On Improvement of the Mind
August 1837 — Ladies’ Literary Society, New York City
Friends, in appearing before you this evening, I find words inadequate to express my feelings for the honor confered on my of addressing you, in the celebration of this anniversary. I am conscious of my incapacity to do justice to the time allotted me. But as our subject is improvement, and feeling that yours is the same, we have but to solicit your kind indulgence.
It is now a momentous time that calls us to exert all our powers and among the many of them, the mind is the greatest, and great care should be taken to improve it with diligence. We should cultivate those powers and dispositions of the mind which may prove advantageous to us. It is impossible to attain to that sphere for which we were created, without persevering. It is certain we were formed for society..and it is our duty and interest to cultivate social qualities and dispositions to endeavor to make ourselves useful and pleasing to others-to promote and encourage their happiness-to cherish the friendly affections, that we may find in them the source of the greatest blessings the world can afford.
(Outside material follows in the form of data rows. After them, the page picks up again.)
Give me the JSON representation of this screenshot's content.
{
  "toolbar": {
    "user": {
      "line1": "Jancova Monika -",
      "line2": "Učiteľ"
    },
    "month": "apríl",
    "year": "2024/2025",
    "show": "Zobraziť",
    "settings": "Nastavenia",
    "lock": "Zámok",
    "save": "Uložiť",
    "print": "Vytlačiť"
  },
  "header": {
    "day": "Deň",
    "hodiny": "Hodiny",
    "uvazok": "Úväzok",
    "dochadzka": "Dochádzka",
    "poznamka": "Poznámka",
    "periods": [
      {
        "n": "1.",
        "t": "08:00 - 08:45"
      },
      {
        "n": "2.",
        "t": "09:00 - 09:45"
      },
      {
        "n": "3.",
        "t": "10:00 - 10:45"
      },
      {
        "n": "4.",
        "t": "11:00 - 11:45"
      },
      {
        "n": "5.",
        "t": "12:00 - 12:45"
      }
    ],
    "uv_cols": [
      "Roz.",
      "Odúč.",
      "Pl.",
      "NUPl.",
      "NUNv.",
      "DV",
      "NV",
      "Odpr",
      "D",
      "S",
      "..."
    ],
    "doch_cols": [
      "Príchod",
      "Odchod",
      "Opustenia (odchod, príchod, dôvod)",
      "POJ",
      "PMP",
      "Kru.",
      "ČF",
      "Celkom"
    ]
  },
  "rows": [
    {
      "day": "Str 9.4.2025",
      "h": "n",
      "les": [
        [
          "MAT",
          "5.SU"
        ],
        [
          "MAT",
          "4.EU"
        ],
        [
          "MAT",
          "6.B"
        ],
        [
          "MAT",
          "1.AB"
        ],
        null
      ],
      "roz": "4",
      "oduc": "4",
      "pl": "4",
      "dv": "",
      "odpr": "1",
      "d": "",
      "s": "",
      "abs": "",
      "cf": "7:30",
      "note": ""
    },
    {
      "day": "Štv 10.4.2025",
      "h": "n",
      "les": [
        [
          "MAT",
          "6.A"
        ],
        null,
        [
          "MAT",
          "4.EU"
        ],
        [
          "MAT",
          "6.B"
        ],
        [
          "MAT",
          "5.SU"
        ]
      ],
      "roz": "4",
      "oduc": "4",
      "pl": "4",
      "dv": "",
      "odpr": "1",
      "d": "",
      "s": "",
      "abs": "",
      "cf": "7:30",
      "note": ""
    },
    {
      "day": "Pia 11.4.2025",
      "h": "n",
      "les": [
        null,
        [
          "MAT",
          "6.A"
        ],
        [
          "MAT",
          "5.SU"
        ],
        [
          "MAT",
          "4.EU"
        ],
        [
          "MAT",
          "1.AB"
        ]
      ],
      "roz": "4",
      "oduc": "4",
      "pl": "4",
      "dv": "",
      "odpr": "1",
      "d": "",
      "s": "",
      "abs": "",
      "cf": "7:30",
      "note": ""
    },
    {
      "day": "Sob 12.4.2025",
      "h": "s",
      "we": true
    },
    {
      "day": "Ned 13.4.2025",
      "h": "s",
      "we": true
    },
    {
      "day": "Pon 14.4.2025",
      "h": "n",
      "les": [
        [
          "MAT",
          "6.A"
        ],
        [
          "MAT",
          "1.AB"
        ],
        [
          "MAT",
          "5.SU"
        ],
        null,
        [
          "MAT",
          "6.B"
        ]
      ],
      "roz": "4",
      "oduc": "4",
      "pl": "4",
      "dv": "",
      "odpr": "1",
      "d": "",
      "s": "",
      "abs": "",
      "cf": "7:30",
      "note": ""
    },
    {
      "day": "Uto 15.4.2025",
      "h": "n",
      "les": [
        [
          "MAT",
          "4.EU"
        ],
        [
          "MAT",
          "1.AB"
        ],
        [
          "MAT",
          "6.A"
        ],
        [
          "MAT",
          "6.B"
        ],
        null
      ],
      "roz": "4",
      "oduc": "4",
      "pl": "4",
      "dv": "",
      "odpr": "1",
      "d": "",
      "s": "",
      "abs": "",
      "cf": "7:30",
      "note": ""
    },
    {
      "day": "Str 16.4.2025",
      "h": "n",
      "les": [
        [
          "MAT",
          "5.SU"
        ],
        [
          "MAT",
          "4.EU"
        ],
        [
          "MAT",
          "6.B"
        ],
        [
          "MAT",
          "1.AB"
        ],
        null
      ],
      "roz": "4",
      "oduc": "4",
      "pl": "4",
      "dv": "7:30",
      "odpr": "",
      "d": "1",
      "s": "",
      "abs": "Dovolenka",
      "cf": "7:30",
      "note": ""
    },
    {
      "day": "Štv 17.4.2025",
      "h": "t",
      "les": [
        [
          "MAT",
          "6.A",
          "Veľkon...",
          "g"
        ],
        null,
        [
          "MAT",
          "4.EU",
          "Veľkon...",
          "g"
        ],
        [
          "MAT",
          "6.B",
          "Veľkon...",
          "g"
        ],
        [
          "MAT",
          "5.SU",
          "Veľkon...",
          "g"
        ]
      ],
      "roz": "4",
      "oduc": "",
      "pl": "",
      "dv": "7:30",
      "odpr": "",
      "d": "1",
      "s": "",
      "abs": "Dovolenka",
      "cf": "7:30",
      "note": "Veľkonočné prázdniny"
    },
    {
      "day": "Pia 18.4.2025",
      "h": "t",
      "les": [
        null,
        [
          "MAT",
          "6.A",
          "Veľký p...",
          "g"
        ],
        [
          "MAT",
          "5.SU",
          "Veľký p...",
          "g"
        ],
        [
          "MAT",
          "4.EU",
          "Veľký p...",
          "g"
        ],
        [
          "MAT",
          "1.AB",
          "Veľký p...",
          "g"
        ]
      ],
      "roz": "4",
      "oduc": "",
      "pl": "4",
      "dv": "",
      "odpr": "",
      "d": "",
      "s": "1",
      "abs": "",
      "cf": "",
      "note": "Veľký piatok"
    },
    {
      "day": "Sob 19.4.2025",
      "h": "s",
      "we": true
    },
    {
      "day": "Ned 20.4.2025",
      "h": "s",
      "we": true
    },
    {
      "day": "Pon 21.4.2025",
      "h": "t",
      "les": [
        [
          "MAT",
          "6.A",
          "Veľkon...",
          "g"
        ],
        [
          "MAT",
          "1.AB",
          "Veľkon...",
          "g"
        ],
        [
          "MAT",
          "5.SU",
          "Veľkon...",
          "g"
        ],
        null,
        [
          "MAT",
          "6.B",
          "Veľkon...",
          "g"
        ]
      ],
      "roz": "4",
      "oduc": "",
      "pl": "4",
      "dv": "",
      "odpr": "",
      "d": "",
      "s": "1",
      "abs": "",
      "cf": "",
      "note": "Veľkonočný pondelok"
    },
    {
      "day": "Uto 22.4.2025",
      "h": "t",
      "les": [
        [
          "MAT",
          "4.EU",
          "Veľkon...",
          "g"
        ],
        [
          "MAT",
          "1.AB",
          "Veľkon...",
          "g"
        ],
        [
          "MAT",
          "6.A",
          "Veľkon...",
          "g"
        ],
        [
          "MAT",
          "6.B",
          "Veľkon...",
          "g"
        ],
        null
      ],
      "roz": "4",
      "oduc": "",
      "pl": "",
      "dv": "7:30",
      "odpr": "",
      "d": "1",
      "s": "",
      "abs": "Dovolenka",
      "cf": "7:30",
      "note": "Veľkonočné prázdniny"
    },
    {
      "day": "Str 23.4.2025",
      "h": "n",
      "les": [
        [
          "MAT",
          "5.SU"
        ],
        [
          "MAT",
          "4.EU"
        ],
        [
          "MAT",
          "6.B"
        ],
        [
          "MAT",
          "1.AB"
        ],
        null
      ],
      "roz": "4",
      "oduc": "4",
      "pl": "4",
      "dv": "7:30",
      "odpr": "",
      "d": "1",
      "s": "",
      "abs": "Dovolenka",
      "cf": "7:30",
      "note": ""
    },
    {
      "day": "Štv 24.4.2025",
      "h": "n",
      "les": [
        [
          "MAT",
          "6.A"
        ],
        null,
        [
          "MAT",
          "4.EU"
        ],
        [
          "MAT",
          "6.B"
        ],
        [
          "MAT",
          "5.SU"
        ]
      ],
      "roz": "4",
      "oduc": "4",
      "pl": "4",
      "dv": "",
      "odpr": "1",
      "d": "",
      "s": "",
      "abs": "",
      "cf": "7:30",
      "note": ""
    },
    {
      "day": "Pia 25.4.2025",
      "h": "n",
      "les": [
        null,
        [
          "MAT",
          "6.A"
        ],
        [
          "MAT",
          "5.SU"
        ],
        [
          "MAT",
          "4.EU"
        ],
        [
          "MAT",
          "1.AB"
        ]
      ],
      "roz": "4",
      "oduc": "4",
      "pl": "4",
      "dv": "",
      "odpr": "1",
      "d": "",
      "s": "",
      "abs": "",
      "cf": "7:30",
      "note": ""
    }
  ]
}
But alas, society too often exhibits a far different scene, and this is in consequence of neglect of cultivation, which certainly is much more fatal than we can imagine. Neglect will plunge us into deeper degradation, and keep us groveling in the dust, while our enemies will rejoice and say, we do not believe they (colored people) have any minds; if they have, they are unsuceptible of improvement. My sisters, allow me to ask the question, shall we bring this reproach on ourselves! Doubtless you answer NO, we will strive to avoid it. But hark! methinks I hear the well known voice of Abigail A. Matthews saying you can avoid it. Why sleep thus? Awake and slumber no more–rise, put on your armor, ye daughters of America, and stand forth in the field of improvement. You can all do some good, and if you do but a little it will increase in time. The mind is powerful, and by its efforts your influence may be as near perfection as that of those which have extended over kingdoms, and is applauded by thousands.
Let us accord with that voice which we may hear urging us and resolve to adorn our minds with a more abundant supply of those gems for which we have united ourselves-nor let us ever think any occasion, too trifling for our best endeavors. It is by constant aiming at perfection in every thing, that we may at length attain it.”
Source: The Colored American, September 23, 1837.